■ **TASK DETAILS**
Scan the listing below for lines with "Text" in them. Give their number and nothing more.

■ **INPUT RECORDS**
================

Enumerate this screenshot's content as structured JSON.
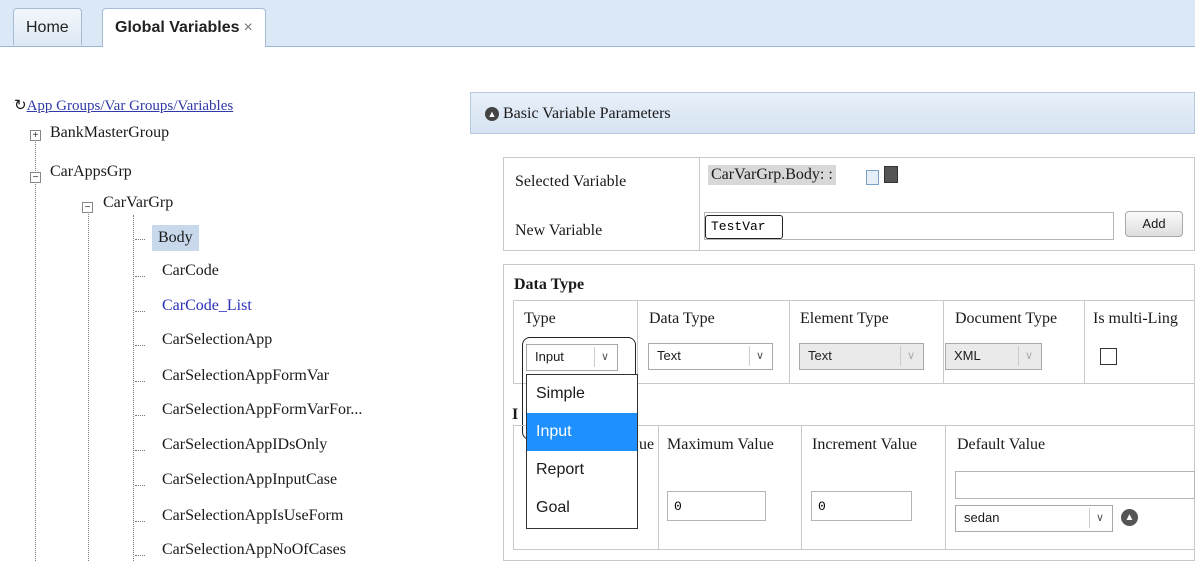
{
  "tabs": [
    {
      "label": "Home"
    },
    {
      "label": "Global Variables",
      "close": "×"
    }
  ],
  "tree": {
    "root_label": "App Groups/Var Groups/Variables",
    "groups": [
      {
        "label": "BankMasterGroup",
        "toggle": "+"
      },
      {
        "label": "CarAppsGrp",
        "toggle": "−"
      },
      {
        "label": "CarVarGrp",
        "toggle": "−"
      }
    ],
    "variables": [
      "Body",
      "CarCode",
      "CarCode_List",
      "CarSelectionApp",
      "CarSelectionAppFormVar",
      "CarSelectionAppFormVarFor...",
      "CarSelectionAppIDsOnly",
      "CarSelectionAppInputCase",
      "CarSelectionAppIsUseForm",
      "CarSelectionAppNoOfCases"
    ]
  },
  "panel": {
    "title": "Basic Variable Parameters",
    "selected_variable_label": "Selected Variable",
    "selected_variable_value": "CarVarGrp.Body: :",
    "new_variable_label": "New Variable",
    "new_variable_value": "TestVar",
    "add_button": "Add"
  },
  "data_type": {
    "section_title": "Data Type",
    "columns": [
      "Type",
      "Data Type",
      "Element Type",
      "Document Type",
      "Is multi-Ling"
    ],
    "type_value": "Input",
    "data_type_value": "Text",
    "element_type_value": "Text",
    "document_type_value": "XML",
    "dropdown_options": [
      "Simple",
      "Input",
      "Report",
      "Goal"
    ],
    "highlighted_option": "Input"
  },
  "input_section": {
    "title_partial": "I",
    "min_label_partial": "ue",
    "max_label": "Maximum Value",
    "increment_label": "Increment Value",
    "default_label": "Default Value",
    "max_value": "0",
    "increment_value": "0",
    "default_select_value": "sedan"
  }
}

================

■ **EXERCISE OUTPUT**
2